— Try it —
Print the records below word for word, but leave out the pictures.

— Records for this task —
===

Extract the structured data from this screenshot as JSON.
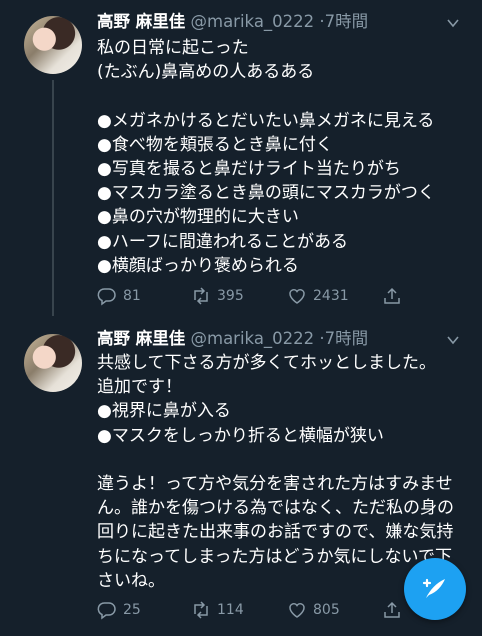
{
  "tweets": [
    {
      "name": "高野 麻里佳",
      "handle": "@marika_0222",
      "time": "·7時間",
      "text": "私の日常に起こった\n(たぶん)鼻高めの人あるある\n\n●メガネかけるとだいたい鼻メガネに見える\n●食べ物を頬張るとき鼻に付く\n●写真を撮ると鼻だけライト当たりがち\n●マスカラ塗るとき鼻の頭にマスカラがつく\n●鼻の穴が物理的に大きい\n●ハーフに間違われることがある\n●横顔ばっかり褒められる",
      "replies": "81",
      "retweets": "395",
      "likes": "2431"
    },
    {
      "name": "高野 麻里佳",
      "handle": "@marika_0222",
      "time": "·7時間",
      "text": "共感して下さる方が多くてホッとしました。\n追加です！\n●視界に鼻が入る\n●マスクをしっかり折ると横幅が狭い\n\n違うよ！って方や気分を害された方はすみません。誰かを傷つける為ではなく、ただ私の身の回りに起きた出来事のお話ですので、嫌な気持ちになってしまった方はどうか気にしないで下さいね。",
      "replies": "25",
      "retweets": "114",
      "likes": "805"
    }
  ],
  "icons": {
    "reply": "reply-icon",
    "retweet": "retweet-icon",
    "like": "like-icon",
    "share": "share-icon",
    "compose": "compose-tweet-icon"
  },
  "colors": {
    "background": "#15202b",
    "secondary_text": "#8899a6",
    "accent": "#1da1f2"
  }
}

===

— Answer to the problem —
Extract the structured data from this screenshot as JSON.
{
  "tweets": [
    {
      "name": "高野 麻里佳",
      "handle": "@marika_0222",
      "time": "·7時間",
      "text": "私の日常に起こった\n(たぶん)鼻高めの人あるある\n\n●メガネかけるとだいたい鼻メガネに見える\n●食べ物を頬張るとき鼻に付く\n●写真を撮ると鼻だけライト当たりがち\n●マスカラ塗るとき鼻の頭にマスカラがつく\n●鼻の穴が物理的に大きい\n●ハーフに間違われることがある\n●横顔ばっかり褒められる",
      "replies": "81",
      "retweets": "395",
      "likes": "2431"
    },
    {
      "name": "高野 麻里佳",
      "handle": "@marika_0222",
      "time": "·7時間",
      "text": "共感して下さる方が多くてホッとしました。\n追加です！\n●視界に鼻が入る\n●マスクをしっかり折ると横幅が狭い\n\n違うよ！って方や気分を害された方はすみません。誰かを傷つける為ではなく、ただ私の身の回りに起きた出来事のお話ですので、嫌な気持ちになってしまった方はどうか気にしないで下さいね。",
      "replies": "25",
      "retweets": "114",
      "likes": "805"
    }
  ],
  "icons": {
    "reply": "reply-icon",
    "retweet": "retweet-icon",
    "like": "like-icon",
    "share": "share-icon",
    "compose": "compose-tweet-icon"
  },
  "colors": {
    "background": "#15202b",
    "secondary_text": "#8899a6",
    "accent": "#1da1f2"
  }
}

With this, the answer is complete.